Action item — Provide only the number of lines in the records below that include "Project".
━━ Material provided
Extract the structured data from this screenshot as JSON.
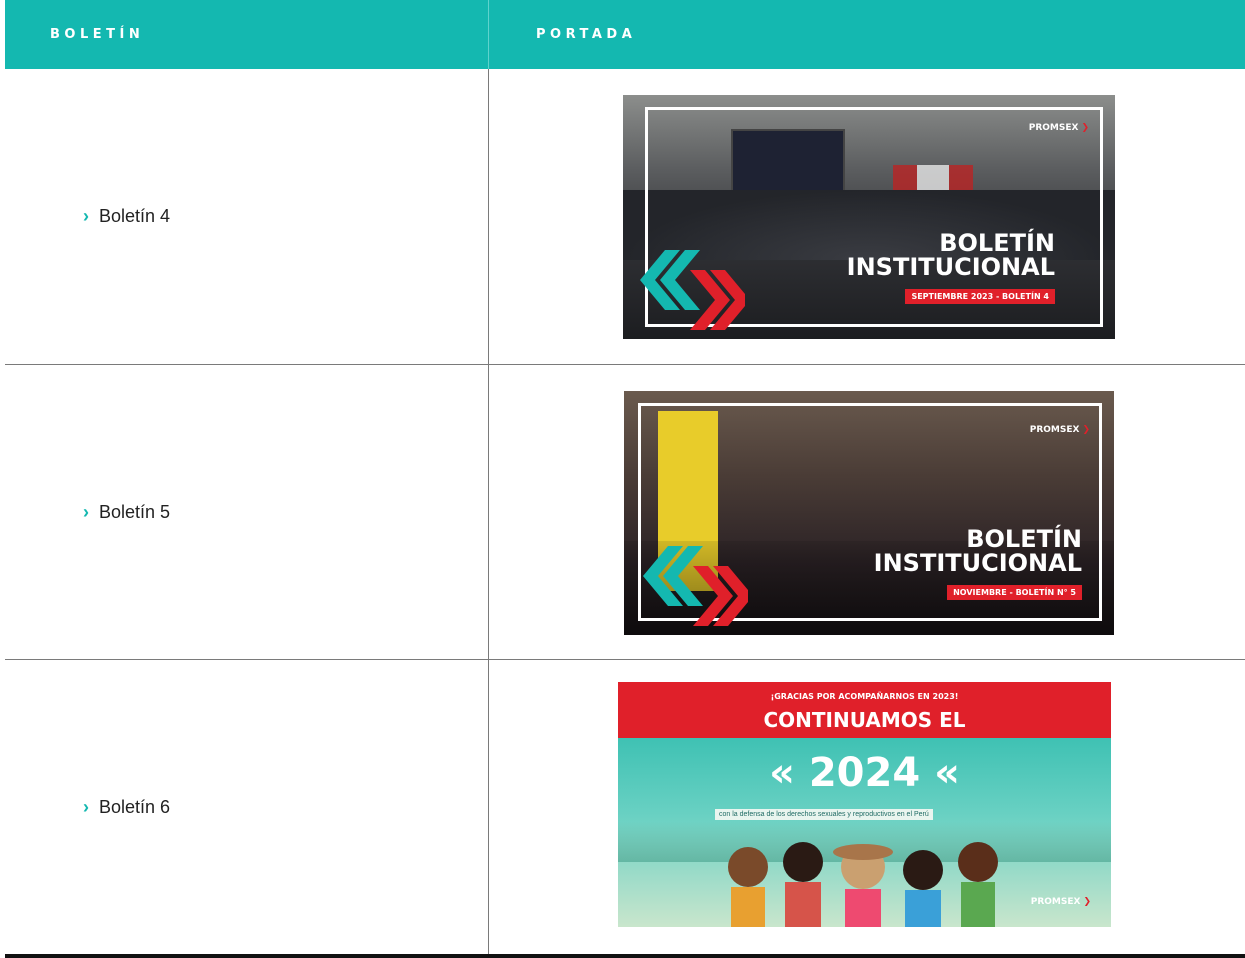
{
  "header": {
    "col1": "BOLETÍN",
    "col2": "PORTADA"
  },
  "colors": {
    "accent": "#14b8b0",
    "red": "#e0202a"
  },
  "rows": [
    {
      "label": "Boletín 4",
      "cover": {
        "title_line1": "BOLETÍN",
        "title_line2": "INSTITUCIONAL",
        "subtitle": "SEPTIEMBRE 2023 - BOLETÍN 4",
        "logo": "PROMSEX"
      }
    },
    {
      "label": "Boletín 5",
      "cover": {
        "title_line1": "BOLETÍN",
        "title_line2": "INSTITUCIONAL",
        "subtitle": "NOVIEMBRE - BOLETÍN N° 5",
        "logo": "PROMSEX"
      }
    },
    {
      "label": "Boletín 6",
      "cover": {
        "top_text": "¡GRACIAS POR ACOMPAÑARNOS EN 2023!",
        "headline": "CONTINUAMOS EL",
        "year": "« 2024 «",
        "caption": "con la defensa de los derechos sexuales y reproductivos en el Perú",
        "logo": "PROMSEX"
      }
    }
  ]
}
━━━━
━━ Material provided
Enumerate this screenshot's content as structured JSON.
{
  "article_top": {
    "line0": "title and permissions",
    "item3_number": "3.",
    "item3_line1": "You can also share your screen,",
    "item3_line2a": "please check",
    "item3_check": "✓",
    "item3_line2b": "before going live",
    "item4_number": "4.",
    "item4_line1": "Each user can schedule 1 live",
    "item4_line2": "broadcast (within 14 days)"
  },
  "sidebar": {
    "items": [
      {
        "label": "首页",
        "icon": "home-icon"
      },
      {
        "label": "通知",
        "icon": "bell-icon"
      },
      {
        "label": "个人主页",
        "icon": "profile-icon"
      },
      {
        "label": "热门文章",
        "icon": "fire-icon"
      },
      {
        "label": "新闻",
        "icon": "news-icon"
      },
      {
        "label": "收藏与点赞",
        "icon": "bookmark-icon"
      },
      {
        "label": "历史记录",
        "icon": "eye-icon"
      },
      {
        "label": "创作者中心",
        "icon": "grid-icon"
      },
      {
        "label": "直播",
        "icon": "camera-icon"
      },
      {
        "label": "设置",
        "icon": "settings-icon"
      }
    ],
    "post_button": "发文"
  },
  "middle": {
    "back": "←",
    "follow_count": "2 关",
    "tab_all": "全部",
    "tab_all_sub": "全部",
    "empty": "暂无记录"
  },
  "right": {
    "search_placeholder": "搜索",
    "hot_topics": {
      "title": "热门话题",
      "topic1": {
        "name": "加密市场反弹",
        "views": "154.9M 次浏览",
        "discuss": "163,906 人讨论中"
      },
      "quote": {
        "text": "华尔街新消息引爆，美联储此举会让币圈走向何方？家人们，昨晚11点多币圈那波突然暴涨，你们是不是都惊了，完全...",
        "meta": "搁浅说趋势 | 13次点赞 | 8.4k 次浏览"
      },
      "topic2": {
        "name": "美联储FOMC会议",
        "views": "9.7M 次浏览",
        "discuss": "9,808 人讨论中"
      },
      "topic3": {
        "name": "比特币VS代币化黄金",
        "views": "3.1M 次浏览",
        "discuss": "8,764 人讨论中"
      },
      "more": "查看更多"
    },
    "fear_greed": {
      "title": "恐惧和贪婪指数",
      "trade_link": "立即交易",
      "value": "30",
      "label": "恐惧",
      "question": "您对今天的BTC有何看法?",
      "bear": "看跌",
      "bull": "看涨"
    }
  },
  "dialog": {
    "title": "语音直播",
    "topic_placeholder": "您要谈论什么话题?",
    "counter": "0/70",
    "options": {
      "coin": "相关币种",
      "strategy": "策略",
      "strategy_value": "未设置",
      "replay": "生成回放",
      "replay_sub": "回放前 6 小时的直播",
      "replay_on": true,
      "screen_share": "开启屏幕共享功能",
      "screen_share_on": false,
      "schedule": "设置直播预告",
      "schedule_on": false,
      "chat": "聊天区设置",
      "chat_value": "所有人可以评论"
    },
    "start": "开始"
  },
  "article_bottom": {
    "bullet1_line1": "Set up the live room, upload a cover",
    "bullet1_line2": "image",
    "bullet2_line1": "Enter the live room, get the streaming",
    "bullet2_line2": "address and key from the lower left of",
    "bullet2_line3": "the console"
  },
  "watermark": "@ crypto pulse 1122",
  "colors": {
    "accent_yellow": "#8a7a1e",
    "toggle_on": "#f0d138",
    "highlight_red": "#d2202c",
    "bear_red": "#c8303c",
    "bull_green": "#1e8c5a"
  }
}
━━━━
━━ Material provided
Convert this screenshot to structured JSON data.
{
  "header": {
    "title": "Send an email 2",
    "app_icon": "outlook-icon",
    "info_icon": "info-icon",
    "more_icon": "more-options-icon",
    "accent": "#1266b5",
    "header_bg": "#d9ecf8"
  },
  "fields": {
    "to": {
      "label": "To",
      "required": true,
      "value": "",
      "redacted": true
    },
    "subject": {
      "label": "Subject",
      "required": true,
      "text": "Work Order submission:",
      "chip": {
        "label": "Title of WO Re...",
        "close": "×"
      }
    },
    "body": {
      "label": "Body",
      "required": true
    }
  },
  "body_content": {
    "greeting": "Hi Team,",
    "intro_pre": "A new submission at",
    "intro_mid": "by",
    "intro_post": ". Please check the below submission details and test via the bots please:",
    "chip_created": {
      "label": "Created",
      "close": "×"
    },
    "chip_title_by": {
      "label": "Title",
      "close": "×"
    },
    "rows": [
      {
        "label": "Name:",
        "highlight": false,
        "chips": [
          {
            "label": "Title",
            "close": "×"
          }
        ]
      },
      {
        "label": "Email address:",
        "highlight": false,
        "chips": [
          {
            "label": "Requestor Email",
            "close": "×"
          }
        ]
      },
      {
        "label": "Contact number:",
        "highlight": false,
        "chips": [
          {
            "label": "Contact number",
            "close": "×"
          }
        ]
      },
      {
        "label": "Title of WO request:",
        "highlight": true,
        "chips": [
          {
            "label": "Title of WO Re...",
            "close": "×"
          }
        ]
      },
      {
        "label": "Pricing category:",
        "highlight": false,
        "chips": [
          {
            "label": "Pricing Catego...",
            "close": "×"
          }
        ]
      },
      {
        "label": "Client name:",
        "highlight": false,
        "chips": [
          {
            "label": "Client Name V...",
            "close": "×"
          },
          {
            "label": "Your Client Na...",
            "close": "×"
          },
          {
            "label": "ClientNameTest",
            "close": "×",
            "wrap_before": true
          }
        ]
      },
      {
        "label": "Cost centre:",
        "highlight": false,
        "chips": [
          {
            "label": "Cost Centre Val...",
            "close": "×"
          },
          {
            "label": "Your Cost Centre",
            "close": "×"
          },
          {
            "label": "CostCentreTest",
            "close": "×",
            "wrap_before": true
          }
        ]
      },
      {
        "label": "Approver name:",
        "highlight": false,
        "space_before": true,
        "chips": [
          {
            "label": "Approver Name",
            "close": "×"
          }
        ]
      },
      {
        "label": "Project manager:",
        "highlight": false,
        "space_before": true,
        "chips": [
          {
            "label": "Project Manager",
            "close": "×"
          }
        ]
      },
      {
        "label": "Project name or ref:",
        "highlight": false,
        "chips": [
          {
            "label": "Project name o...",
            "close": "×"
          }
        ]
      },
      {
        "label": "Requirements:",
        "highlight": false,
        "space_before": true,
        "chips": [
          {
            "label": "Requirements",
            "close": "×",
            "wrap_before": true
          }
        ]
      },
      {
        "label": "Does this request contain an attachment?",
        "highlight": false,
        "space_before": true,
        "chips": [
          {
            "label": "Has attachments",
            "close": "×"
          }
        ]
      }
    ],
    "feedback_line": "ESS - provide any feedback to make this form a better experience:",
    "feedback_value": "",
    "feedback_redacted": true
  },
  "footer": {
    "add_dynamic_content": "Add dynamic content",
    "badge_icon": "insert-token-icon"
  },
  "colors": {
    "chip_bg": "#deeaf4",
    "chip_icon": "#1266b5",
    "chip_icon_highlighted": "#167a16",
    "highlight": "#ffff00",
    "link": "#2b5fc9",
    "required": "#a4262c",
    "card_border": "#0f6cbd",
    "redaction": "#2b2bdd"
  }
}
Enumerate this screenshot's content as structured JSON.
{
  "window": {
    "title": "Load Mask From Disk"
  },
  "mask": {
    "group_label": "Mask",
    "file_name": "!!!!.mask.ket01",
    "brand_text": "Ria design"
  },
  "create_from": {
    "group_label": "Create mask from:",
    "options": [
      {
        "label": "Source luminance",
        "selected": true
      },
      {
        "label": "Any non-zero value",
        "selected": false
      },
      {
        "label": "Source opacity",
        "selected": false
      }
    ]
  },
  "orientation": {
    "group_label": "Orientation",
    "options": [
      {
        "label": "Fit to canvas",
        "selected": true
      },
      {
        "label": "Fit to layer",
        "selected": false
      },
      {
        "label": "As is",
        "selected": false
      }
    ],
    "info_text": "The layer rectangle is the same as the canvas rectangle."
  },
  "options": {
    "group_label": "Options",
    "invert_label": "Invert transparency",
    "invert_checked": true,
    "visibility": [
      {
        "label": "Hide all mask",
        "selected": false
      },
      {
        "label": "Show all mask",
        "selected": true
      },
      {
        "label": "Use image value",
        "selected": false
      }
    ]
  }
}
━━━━
Response — 4